Our Climathon 2019 event took place on two of the last few days of sunshine Basel will see this year, but it was staying inside that proved to be the most rewarding. Eight diverse teams worked through 24 hours to solve challenges in food waste, mobility, and energy. Little sleep was compensated with a lot of motivation and coffee, and the ideas generated rendered me speechless. What impressed me even more? The wide range of ages and backgrounds working together to achieve a common goal – increasing local climate action.
The increasing need for youth involvement in sustainability efforts is well documented. The FAO is talking about it for agricultural innovation, UNICEF is giving advice on improving youth engagement, and the European Committee of the Regions is reporting on the importance in youth entrepreneurship in the EU. Even partner Thought For Food is basing their business model on next-gen innovation. As a fellow young person, I thoroughly appreciate hearing that I’m useful for society, but what about the rest of the population?
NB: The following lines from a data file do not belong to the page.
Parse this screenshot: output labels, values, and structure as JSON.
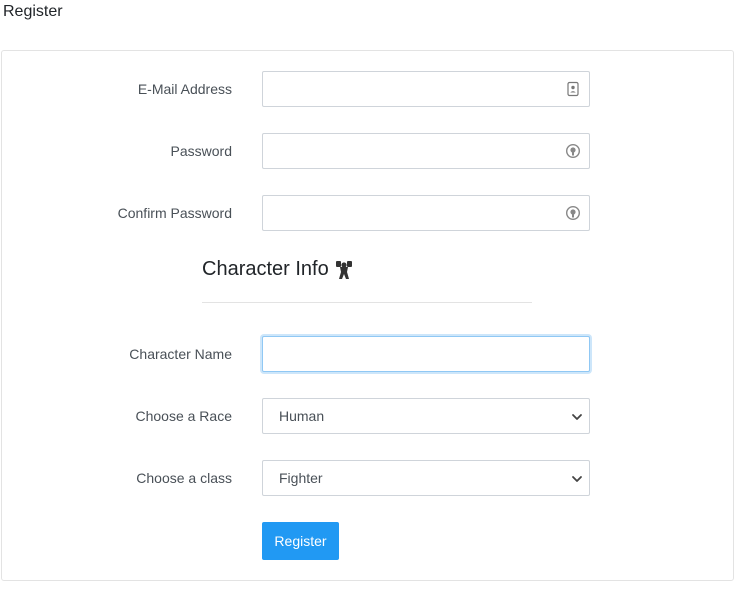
{
  "page": {
    "title": "Register"
  },
  "form": {
    "email": {
      "label": "E-Mail Address",
      "value": "",
      "icon": "contact-card-icon"
    },
    "password": {
      "label": "Password",
      "value": "",
      "icon": "password-manager-icon"
    },
    "confirm_password": {
      "label": "Confirm Password",
      "value": "",
      "icon": "password-manager-icon"
    },
    "character_section": {
      "title": "Character Info",
      "icon": "fighter-icon"
    },
    "character_name": {
      "label": "Character Name",
      "value": ""
    },
    "race": {
      "label": "Choose a Race",
      "selected": "Human"
    },
    "class": {
      "label": "Choose a class",
      "selected": "Fighter"
    },
    "submit_label": "Register"
  },
  "colors": {
    "accent": "#2199f3",
    "focus": "#90c8f4"
  }
}
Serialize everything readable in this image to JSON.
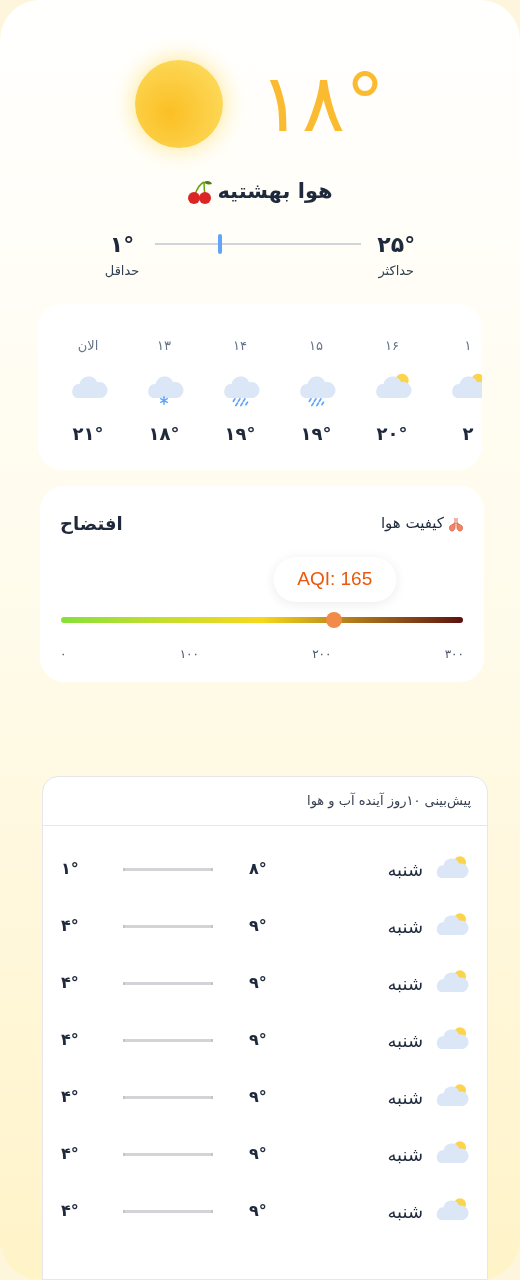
{
  "current": {
    "temperature": "۱۸°",
    "condition": "هوا بهشتیه"
  },
  "range": {
    "min": "۱°",
    "min_label": "حداقل",
    "max": "۲۵°",
    "max_label": "حداکثر",
    "level": 0.3
  },
  "hourly": [
    {
      "time": "۱",
      "kind": "partly",
      "temp": "۲"
    },
    {
      "time": "۱۶",
      "kind": "partly",
      "temp": "۲۰°"
    },
    {
      "time": "۱۵",
      "kind": "rain",
      "temp": "۱۹°"
    },
    {
      "time": "۱۴",
      "kind": "rain",
      "temp": "۱۹°"
    },
    {
      "time": "۱۳",
      "kind": "snow",
      "temp": "۱۸°"
    },
    {
      "time": "الان",
      "kind": "cloud",
      "temp": "۲۱°"
    }
  ],
  "air_quality": {
    "title": "کیفیت هوا",
    "status": "افتضاح",
    "reading": "AQI: 165",
    "level": 0.68,
    "ticks": [
      "۳۰۰",
      "۲۰۰",
      "۱۰۰",
      "۰"
    ]
  },
  "forecast": {
    "title": "پیش‌بینی ۱۰روز آینده آب و هوا",
    "days": [
      {
        "day": "شنبه",
        "kind": "partly",
        "max": "۸°",
        "min": "۱°"
      },
      {
        "day": "شنبه",
        "kind": "partly",
        "max": "۹°",
        "min": "۴°"
      },
      {
        "day": "شنبه",
        "kind": "partly",
        "max": "۹°",
        "min": "۴°"
      },
      {
        "day": "شنبه",
        "kind": "partly",
        "max": "۹°",
        "min": "۴°"
      },
      {
        "day": "شنبه",
        "kind": "partly",
        "max": "۹°",
        "min": "۴°"
      },
      {
        "day": "شنبه",
        "kind": "partly",
        "max": "۹°",
        "min": "۴°"
      },
      {
        "day": "شنبه",
        "kind": "partly",
        "max": "۹°",
        "min": "۴°"
      }
    ]
  }
}
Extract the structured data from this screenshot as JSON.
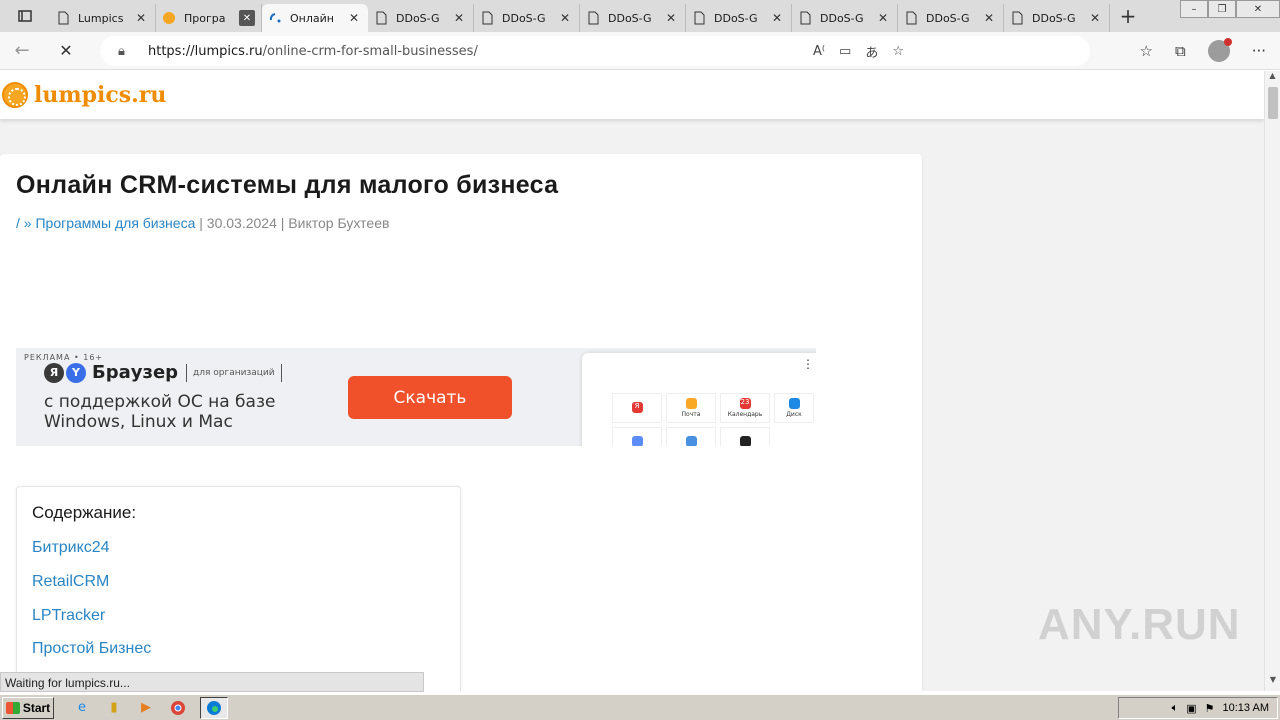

To enact real change, we need to involve every part of society – young people, sure, but also the “old.” Yes, the quotation marks are necessary, I still want my mother to speak with me after reading this.
Last weekend Impact Hub Basel organized our first (hopefully of many) Climathon, two days of excitement, inspiration, and innovation capped off with celebration (you can read Carrie’s follow-up blog here). Participants ranged from ages 11 to 60+, most with little to no background in programming. Nevertheless, effective and implementable solutions were produced in each of the three areas (energy, mobility, and food waste). In the post-Climathon celebration time, I spoke to as many participants as I could, trying to understand their motivation in voluntarily working through a weekend. Some were looped in by parents or friends, some came directly from our community, but most attended our event out of a pure hope to enact real local change towards a better climate future. If this united vision can power diverse participants through a sleepless night, it can do pretty much anything.
The entrepreneurs reading this have probably guessed my next question already – how do we scale this enthusiasm? The importance of multigenerational cooperation in sustainability should not be undermined. Involvement of people across all ages, on any level, is great, but are there additional ways IH Basel can keep up with this eagerness for social innovation? Partnerships are key. In June, we started a partnership with Seniors@Work, a job platform to make better use of the professional potential of seniors, and work together to bring added value to society. Hand-in-hand with the global media push for youth empowerment, and IHBasel’s reach among working age professionals, the potential for multigenerational engagement, at least in Basel, seems to be on the correct path.
Now it’s time to hear from you. What do you think we can do to increase engagement across people of all ages? Let us know next time you stop by our inspirational co-working space. Tours can be booked by contacting firstname.lastname@example.org.